Um, Why don't we start with Ross, um, Ross and I have been worked on transactions together. We actually ended up speaking on something together that actually prompted me that I could take a different direction in my career, when I was sitting there on a panel, talking about all the barriers to innovation and decided instead of being a barrier I'd like to, to be somebody who can help navigate it or advocate for it.
Um, so I'd love to hear what you'd like to leave the audience with Ross.
Ross: Yeah, I think, I think I'd like to leave the audience with is just a point Rene made. I want to emphasize, which is, you know, we can look at a technology like virtual, virtual care telemedicine in a very narrow way. It's just like another tool for physicians. Or where we can look at a technology like virtual care as, as somebody that could, that could open up a new way of practicing medicine and, and result in meaningful positive change. And, um, you know, and how we do things like primary care and behavioral health. And I think depending on the lens of what you look at these technologies, you're going to have very different ideas as to the potential and the advice you give the clients is going to be different. The, the policies you advocate for will be different.

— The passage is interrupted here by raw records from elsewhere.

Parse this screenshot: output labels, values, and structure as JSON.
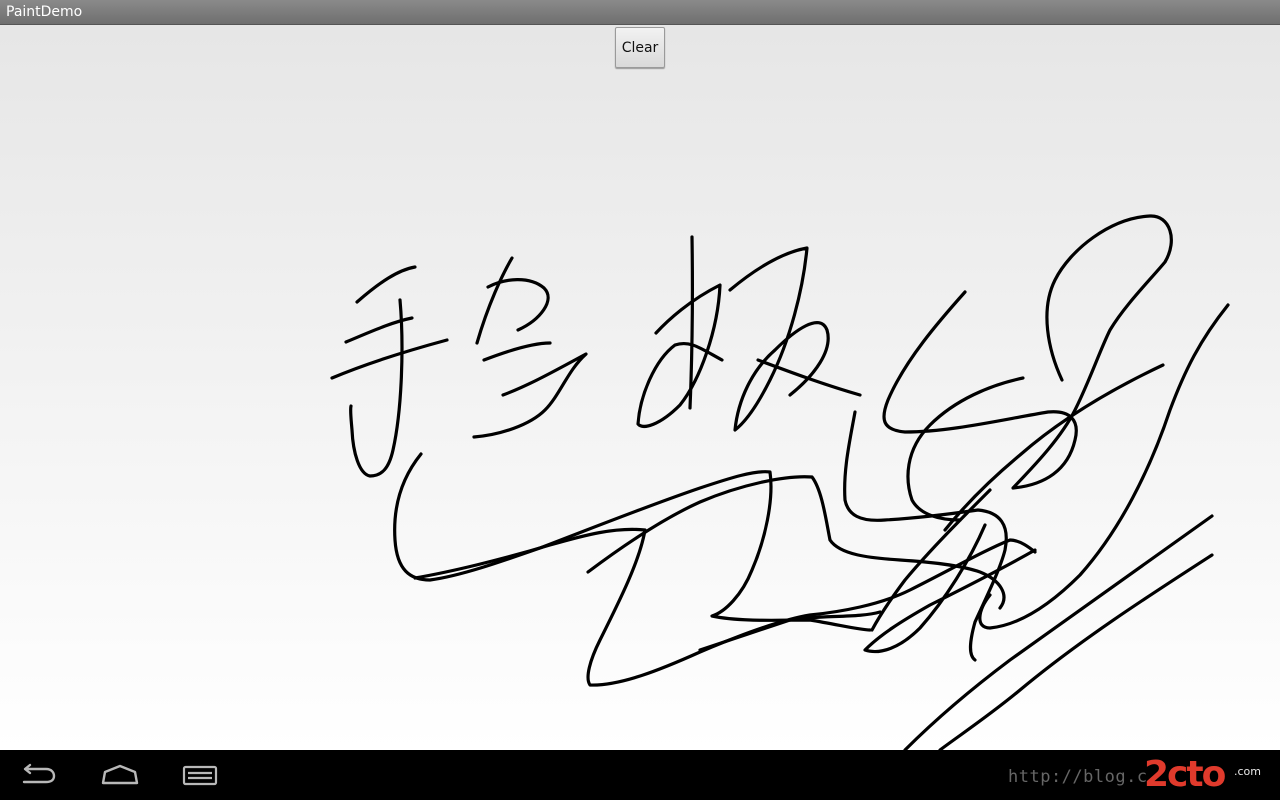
{
  "window": {
    "title": "PaintDemo"
  },
  "toolbar": {
    "clear_label": "Clear"
  },
  "canvas": {
    "stroke_color": "#000000",
    "background": "#f0f0f0"
  },
  "navbar": {
    "back_icon": "back-icon",
    "home_icon": "home-icon",
    "recents_icon": "recent-apps-icon"
  },
  "watermark": {
    "url": "http://blog.c",
    "logo": "2cto",
    "logo_suffix": ".com",
    "logo_color": "#e03a2c"
  },
  "colors": {
    "titlebar": "#7a7a7a",
    "navbar": "#000000",
    "ink": "#000000"
  }
}
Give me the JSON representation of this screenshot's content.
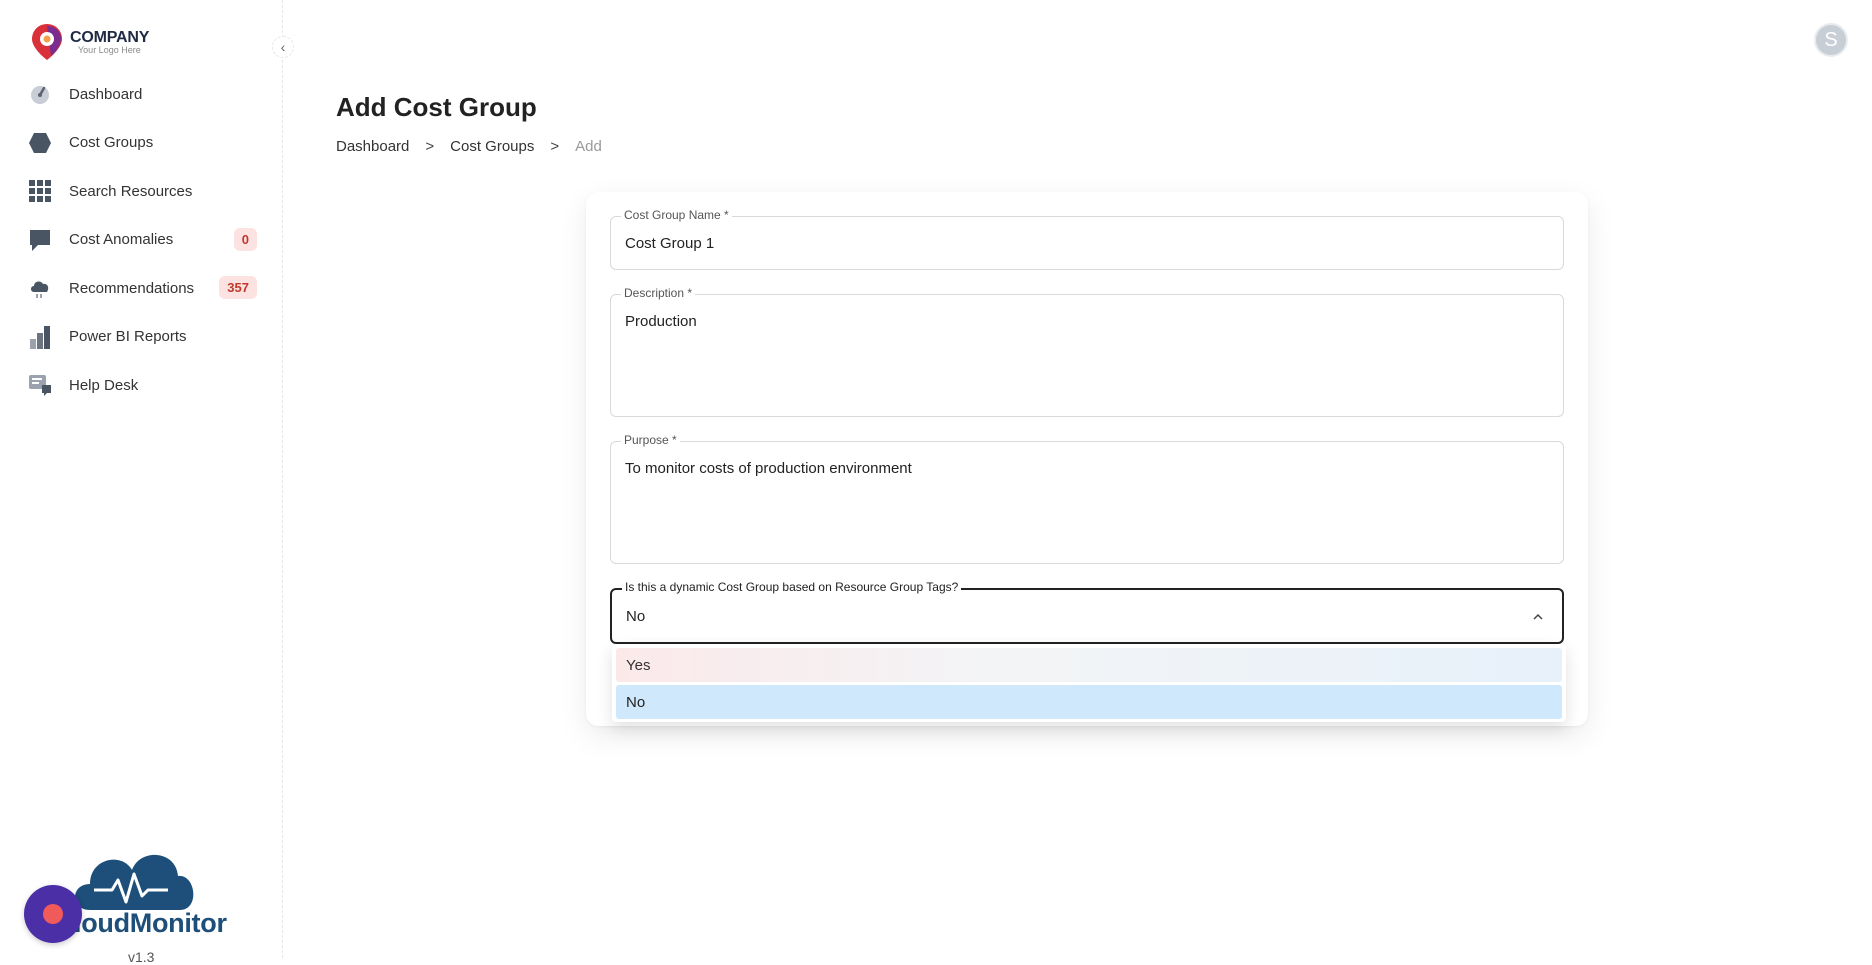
{
  "app": {
    "logo_title": "COMPANY",
    "logo_subtitle": "Your Logo Here",
    "avatar_initial": "S",
    "brand_name": "loudMonitor",
    "version": "v1.3"
  },
  "sidebar": {
    "items": [
      {
        "label": "Dashboard",
        "icon": "gauge-icon"
      },
      {
        "label": "Cost Groups",
        "icon": "hexagon-icon"
      },
      {
        "label": "Search Resources",
        "icon": "grid-icon"
      },
      {
        "label": "Cost Anomalies",
        "icon": "chat-icon",
        "badge": "0"
      },
      {
        "label": "Recommendations",
        "icon": "cloud-icon",
        "badge": "357"
      },
      {
        "label": "Power BI Reports",
        "icon": "bar-chart-icon"
      },
      {
        "label": "Help Desk",
        "icon": "help-desk-icon"
      }
    ]
  },
  "header": {
    "title": "Add Cost Group",
    "breadcrumb": [
      "Dashboard",
      "Cost Groups",
      "Add"
    ],
    "separator": ">"
  },
  "form": {
    "name_label": "Cost Group Name *",
    "name_value": "Cost Group 1",
    "description_label": "Description *",
    "description_value": "Production",
    "purpose_label": "Purpose *",
    "purpose_value": "To monitor costs of production environment",
    "dynamic_label": "Is this a dynamic Cost Group based on Resource Group Tags?",
    "dynamic_value": "No",
    "dynamic_options": [
      "Yes",
      "No"
    ]
  },
  "colors": {
    "accent_select": "#cfe8fb",
    "badge_bg": "#fde2e2",
    "badge_text": "#c0392b",
    "record_button": "#4b2fa6",
    "brand": "#1d4f7a"
  }
}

And I would just urge everybody to think more broadly about like the power of these technologies. And it's not, it's not simply like in the case of telemedicine, it's not simply, um, you know giving a doctor the ability to do Zoom with a patient or Skype with a patient. There's, there's a lot more to it. There's a lot more power in this, in this modality and we need to harness it.
Sarah: Great. Rene, what would you like to leave the audience with? And, um, what would you want them to know?
Rene: I think we were at an inflection point in many ways, there are tremendous difficulties, um, that have been exposed, um, by COVID-19. But I think they also present tremendous opportunity. Um, and technology is part of that opportunity.
It's not a panacea obviously, but I think it's a significant aspect of how we can reimagine what health care looks like. It can be an important aspect of how we democratize healthcare, how we increase access to healthcare services for all Americans. And so this is an opportunity for us to do that because I think people's eyes have been opened in a way that wasn't the case pre-pandemic.
And so if we don't take advantage of this opportunity, what another six to eight months, I'm afraid we're just going to go back in many ways to pre-pandemic days with slow changes here and there at the margins without actually taking the opportunity to potentially revolutionize the healthcare system for the better.
Sarah: Thanks Rene. I think that's a great way to end this podcast and I, I really appreciate, uh, Rene and Ross, you joining us today. Um, all those on the audience, please check out the AHLA, um, coronavirus hub. There's actually other podcasts there. There's other, uh, AHLA GC Roundtable podcasts that you can listen to.
And I really appreciate everyone joining us today. Thank you.